— Your instructions —
All records below are to be set down exactly, each character intact.

(Extracted information Opens)

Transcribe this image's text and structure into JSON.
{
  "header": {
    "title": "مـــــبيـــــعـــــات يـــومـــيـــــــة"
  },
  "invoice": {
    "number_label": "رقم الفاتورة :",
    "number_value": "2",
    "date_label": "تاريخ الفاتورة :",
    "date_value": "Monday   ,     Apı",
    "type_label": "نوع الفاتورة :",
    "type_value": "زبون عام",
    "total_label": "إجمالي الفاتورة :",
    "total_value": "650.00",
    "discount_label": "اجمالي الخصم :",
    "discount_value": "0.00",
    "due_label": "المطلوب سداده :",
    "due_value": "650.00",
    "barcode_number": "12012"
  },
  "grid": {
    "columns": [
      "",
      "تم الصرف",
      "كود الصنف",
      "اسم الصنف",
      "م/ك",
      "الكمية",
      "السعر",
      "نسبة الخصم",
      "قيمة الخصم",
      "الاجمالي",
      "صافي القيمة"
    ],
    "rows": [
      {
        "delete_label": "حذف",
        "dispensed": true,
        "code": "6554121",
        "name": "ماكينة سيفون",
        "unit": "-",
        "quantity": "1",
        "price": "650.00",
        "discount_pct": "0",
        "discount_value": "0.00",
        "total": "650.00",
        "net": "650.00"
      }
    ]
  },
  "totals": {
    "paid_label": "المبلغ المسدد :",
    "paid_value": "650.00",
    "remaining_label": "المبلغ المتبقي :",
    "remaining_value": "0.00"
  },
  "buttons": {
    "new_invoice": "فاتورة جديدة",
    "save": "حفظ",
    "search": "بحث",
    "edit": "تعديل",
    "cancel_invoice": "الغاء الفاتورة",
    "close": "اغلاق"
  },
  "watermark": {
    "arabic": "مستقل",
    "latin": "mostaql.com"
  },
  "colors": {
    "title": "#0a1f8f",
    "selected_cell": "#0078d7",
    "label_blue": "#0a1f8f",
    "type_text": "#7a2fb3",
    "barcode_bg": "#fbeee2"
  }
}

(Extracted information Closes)

— Answer to this exercise —
Transcribe this image's text and structure into JSON.
{
  "header": {
    "title": "مـــــبيـــــعـــــات يـــومـــيـــــــة"
  },
  "invoice": {
    "number_label": "رقم الفاتورة :",
    "number_value": "2",
    "date_label": "تاريخ الفاتورة :",
    "date_value": "Monday   ,     Apı",
    "type_label": "نوع الفاتورة :",
    "type_value": "زبون عام",
    "total_label": "إجمالي الفاتورة :",
    "total_value": "650.00",
    "discount_label": "اجمالي الخصم :",
    "discount_value": "0.00",
    "due_label": "المطلوب سداده :",
    "due_value": "650.00",
    "barcode_number": "12012"
  },
  "grid": {
    "columns": [
      "",
      "تم الصرف",
      "كود الصنف",
      "اسم الصنف",
      "م/ك",
      "الكمية",
      "السعر",
      "نسبة الخصم",
      "قيمة الخصم",
      "الاجمالي",
      "صافي القيمة"
    ],
    "rows": [
      {
        "delete_label": "حذف",
        "dispensed": true,
        "code": "6554121",
        "name": "ماكينة سيفون",
        "unit": "-",
        "quantity": "1",
        "price": "650.00",
        "discount_pct": "0",
        "discount_value": "0.00",
        "total": "650.00",
        "net": "650.00"
      }
    ]
  },
  "totals": {
    "paid_label": "المبلغ المسدد :",
    "paid_value": "650.00",
    "remaining_label": "المبلغ المتبقي :",
    "remaining_value": "0.00"
  },
  "buttons": {
    "new_invoice": "فاتورة جديدة",
    "save": "حفظ",
    "search": "بحث",
    "edit": "تعديل",
    "cancel_invoice": "الغاء الفاتورة",
    "close": "اغلاق"
  },
  "watermark": {
    "arabic": "مستقل",
    "latin": "mostaql.com"
  },
  "colors": {
    "title": "#0a1f8f",
    "selected_cell": "#0078d7",
    "label_blue": "#0a1f8f",
    "type_text": "#7a2fb3",
    "barcode_bg": "#fbeee2"
  }
}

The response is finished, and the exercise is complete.